Having bigger fans will not hurt as they will spin slower and keep the laptop cooler.

Also a PCB has two sides so we can have the components on one side and the SSD on the other.
I like the idea of having a PCIe MUX because the 8i bandwidth should be available and used by something even if the eGPU is not connected.

If the MUX is able to handle it and space is available, I could use a couple of USB-A ports so that my mouse dongle can be kept out of the way in the back of the laptop.

Doubt it unless it sticks out the back. Only possibility is if it sticks out of the back a big - also has additional “benefit” of being able to swap it out easier. Not sure it’s hot-swappable

No need for a MUX for a few USB-A ports, there is a USB 2 connection and it’s easy to add a USB hub circuit to expose a few, space wise maybe only 2 or 3. If you want USB3, ofc you’d need to have a proper USB controller using the PCIe Lanes. I very much like the idea of having all low-speed ports on the bay and reserve the side ports for actual high-speed stuff that needs the full USB3/4 bandwidth (assuming you can’t / don’t want to use a dock to get many USB2s out of one side port)
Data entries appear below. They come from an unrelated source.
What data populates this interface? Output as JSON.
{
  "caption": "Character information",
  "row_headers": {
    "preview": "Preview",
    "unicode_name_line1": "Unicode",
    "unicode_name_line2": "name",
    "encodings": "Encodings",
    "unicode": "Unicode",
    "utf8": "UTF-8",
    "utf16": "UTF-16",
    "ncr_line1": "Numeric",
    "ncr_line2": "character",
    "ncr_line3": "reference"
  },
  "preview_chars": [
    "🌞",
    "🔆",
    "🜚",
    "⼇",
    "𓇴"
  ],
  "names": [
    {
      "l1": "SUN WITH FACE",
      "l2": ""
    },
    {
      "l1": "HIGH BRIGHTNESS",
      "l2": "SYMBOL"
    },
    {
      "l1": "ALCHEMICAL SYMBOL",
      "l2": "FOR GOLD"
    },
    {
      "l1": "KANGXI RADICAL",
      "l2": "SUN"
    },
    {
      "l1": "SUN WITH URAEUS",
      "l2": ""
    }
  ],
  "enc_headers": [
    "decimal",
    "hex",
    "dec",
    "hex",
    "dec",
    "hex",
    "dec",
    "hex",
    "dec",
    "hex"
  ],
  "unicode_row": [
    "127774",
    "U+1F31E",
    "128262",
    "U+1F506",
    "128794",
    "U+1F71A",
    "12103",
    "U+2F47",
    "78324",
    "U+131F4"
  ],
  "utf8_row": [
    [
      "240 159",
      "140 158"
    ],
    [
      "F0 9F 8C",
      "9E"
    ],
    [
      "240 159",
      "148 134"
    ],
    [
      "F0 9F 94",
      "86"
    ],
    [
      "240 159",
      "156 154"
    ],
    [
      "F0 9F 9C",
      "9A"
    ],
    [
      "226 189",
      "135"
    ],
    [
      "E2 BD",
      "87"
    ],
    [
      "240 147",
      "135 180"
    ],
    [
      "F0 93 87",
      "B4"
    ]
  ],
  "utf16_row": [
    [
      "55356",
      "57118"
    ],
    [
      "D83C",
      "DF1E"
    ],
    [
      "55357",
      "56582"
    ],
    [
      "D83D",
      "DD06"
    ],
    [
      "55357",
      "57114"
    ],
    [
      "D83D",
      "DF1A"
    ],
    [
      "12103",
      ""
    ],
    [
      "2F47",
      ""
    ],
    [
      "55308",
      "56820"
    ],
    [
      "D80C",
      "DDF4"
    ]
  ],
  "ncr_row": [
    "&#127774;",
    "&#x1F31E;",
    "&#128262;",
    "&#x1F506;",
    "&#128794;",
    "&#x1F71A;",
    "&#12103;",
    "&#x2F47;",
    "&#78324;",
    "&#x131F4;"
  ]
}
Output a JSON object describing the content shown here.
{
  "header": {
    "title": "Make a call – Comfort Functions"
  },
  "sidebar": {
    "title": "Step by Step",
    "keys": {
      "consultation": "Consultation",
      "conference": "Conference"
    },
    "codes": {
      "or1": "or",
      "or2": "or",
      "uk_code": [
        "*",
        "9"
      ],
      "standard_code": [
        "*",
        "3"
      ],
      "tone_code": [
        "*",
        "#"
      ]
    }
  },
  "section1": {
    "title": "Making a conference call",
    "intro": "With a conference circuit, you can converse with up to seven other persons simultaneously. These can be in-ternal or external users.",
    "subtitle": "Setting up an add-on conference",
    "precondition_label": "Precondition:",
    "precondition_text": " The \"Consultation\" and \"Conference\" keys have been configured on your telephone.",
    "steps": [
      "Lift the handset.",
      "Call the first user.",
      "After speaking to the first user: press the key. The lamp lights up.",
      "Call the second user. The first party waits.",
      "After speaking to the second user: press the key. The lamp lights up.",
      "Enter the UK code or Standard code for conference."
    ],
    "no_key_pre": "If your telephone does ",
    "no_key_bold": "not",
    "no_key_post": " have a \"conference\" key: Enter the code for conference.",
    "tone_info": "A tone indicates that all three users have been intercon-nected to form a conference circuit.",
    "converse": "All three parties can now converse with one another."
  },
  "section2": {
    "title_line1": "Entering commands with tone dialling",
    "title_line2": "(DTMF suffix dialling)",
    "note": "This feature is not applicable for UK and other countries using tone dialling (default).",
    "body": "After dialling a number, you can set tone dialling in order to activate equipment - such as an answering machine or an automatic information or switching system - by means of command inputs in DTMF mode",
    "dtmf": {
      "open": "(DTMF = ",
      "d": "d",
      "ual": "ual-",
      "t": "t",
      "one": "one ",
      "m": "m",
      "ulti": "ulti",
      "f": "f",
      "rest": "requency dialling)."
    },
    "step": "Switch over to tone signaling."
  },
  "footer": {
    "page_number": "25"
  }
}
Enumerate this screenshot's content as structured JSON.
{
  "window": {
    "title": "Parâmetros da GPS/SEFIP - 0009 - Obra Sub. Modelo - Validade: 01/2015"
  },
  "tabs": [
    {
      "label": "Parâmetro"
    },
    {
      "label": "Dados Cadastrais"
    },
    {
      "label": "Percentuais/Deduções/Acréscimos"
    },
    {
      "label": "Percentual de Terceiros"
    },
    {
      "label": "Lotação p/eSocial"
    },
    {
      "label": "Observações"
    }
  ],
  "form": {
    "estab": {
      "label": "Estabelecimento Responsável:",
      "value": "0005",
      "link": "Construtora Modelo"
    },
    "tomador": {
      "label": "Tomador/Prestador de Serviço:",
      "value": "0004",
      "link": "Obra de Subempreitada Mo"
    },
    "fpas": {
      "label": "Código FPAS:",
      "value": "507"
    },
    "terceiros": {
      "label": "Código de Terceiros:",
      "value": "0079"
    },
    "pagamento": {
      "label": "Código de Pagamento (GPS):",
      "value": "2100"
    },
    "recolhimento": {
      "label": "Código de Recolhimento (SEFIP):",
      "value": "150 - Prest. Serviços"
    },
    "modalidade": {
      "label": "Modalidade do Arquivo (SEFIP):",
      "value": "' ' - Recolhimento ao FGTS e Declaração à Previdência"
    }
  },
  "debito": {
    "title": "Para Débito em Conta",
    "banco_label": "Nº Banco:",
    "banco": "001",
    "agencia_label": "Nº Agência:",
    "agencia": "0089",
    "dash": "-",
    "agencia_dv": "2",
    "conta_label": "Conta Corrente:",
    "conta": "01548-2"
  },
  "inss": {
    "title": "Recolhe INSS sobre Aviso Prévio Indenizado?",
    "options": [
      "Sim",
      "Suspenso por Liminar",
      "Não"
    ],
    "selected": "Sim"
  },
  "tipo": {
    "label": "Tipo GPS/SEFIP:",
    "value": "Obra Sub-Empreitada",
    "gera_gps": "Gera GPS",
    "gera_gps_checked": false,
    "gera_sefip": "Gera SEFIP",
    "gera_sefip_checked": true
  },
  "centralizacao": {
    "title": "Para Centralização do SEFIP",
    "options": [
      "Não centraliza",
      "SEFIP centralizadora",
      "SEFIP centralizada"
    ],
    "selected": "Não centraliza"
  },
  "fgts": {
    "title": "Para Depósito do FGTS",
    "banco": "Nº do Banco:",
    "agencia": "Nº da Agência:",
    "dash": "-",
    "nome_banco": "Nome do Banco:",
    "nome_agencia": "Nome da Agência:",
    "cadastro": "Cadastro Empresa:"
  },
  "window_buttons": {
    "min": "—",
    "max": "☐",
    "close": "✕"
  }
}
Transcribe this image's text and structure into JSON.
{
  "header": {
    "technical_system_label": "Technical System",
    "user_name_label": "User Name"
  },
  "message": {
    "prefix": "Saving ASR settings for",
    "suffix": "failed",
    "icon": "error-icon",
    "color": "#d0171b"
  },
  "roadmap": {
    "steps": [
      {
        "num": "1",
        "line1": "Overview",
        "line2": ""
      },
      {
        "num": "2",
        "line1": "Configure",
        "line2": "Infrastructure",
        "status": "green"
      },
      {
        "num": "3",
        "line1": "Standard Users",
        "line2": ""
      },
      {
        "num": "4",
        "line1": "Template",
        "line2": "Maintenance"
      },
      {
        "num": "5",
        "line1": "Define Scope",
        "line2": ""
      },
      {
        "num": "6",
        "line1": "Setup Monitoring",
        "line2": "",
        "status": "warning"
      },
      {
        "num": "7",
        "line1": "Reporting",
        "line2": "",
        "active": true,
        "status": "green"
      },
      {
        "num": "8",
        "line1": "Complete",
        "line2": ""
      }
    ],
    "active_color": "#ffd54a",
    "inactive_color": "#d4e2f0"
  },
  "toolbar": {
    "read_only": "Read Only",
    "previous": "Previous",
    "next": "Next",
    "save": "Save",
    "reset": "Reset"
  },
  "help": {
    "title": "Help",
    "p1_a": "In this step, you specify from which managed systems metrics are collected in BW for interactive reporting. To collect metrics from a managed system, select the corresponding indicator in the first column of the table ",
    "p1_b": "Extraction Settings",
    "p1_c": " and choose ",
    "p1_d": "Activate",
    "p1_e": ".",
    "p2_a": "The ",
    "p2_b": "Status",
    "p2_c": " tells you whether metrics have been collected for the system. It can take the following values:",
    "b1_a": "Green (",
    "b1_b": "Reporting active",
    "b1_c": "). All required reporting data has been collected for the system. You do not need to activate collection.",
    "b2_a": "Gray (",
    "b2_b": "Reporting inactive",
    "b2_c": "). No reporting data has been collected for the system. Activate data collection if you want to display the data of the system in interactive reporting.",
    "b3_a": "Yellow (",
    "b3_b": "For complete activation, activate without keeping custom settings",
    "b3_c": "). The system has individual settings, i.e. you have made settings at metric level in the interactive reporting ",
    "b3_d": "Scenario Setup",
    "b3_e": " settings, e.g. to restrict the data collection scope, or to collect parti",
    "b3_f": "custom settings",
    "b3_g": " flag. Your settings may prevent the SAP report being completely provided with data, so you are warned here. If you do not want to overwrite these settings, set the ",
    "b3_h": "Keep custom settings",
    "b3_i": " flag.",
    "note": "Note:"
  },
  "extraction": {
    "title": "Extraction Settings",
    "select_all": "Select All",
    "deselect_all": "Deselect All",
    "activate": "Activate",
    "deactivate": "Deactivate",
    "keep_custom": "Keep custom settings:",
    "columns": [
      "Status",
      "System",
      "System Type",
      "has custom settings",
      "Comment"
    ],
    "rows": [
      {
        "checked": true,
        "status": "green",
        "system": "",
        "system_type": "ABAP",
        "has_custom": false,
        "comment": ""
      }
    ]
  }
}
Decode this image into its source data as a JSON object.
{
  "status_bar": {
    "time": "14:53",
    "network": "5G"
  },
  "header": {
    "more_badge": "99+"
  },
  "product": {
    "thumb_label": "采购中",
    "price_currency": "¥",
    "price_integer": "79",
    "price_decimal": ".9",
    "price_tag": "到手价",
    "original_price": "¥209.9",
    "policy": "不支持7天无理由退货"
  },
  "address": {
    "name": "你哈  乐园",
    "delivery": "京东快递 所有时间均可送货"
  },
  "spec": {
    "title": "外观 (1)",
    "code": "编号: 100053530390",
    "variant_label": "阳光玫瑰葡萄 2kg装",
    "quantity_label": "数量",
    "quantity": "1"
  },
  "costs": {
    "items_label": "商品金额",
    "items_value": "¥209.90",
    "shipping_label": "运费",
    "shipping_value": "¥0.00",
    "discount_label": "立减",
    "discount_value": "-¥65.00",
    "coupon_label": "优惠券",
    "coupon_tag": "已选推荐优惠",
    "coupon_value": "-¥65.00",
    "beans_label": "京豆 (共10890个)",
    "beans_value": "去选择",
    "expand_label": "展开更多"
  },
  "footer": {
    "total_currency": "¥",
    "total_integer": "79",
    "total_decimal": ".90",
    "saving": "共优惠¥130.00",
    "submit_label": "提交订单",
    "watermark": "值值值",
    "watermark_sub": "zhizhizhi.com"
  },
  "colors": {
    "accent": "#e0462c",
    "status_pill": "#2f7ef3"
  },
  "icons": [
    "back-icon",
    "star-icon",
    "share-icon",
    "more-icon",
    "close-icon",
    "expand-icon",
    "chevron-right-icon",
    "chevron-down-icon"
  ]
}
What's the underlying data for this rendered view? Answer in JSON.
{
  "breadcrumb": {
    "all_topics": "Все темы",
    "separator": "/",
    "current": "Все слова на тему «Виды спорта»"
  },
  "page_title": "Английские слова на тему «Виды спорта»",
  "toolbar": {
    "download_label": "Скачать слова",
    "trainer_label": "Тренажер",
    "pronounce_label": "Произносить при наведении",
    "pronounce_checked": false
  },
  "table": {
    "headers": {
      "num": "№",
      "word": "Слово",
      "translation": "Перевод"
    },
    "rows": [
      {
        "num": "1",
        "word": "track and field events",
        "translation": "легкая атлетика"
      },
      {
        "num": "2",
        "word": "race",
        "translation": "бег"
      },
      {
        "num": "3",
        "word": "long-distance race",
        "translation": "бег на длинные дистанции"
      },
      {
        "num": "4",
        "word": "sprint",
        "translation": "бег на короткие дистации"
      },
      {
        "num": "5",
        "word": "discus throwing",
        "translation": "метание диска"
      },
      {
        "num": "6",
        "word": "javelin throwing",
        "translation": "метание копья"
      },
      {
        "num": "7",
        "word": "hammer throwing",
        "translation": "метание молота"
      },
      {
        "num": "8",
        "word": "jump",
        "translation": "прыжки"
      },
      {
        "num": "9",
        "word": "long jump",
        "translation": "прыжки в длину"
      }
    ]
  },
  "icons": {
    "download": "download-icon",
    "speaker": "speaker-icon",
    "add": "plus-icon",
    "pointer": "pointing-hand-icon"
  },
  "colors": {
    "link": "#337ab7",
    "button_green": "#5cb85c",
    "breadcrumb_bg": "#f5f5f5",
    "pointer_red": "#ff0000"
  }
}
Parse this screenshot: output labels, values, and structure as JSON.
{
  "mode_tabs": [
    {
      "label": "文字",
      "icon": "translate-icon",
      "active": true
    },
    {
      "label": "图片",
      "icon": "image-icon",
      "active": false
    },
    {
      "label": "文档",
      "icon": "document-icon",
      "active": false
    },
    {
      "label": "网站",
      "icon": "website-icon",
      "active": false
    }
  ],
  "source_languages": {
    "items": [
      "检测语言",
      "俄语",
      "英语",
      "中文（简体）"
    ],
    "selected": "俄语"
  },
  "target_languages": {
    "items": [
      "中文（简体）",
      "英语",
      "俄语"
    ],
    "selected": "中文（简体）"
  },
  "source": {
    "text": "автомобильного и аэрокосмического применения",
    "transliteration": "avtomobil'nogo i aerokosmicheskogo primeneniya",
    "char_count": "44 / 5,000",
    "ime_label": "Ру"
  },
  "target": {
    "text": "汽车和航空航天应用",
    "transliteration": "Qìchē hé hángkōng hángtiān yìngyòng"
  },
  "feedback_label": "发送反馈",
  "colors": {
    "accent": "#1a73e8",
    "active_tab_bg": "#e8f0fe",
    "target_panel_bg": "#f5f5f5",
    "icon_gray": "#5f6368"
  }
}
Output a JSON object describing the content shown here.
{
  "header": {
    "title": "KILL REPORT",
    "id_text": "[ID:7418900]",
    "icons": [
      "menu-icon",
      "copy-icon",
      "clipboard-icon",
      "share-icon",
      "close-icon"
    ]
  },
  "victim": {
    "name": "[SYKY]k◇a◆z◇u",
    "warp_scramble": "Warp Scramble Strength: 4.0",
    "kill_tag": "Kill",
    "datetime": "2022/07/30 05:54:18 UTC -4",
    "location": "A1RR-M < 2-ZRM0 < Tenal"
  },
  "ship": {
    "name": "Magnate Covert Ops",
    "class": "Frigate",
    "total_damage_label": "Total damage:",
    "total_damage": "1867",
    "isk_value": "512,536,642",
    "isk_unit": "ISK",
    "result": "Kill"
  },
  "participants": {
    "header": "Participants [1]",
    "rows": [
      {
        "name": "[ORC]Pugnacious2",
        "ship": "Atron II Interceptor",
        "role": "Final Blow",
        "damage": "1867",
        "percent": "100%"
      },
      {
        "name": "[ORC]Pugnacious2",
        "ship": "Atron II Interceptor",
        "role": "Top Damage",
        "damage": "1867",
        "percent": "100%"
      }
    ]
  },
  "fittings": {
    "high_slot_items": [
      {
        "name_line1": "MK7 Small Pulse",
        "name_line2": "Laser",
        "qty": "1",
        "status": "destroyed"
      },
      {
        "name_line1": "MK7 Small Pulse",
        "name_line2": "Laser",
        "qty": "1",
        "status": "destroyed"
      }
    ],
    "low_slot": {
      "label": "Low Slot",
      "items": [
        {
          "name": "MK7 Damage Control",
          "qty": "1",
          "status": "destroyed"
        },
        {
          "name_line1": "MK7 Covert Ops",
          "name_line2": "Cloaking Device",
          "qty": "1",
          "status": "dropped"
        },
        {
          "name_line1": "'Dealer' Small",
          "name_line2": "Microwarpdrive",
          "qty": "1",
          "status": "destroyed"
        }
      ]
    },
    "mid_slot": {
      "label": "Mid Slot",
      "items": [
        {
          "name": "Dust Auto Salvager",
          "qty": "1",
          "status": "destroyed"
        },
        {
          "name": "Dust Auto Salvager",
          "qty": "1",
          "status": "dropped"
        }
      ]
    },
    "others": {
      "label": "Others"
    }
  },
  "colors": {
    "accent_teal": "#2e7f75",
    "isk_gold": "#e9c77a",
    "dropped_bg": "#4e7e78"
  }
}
I think my dream setup would be an open source OcuLink 8i + DP with a switchable M.2 NVMe SSD for the upper lanes and 2-3 USB2 ports. I’d only be able to do this with quite a bit further research, but it would make a lot of sense, so I just might.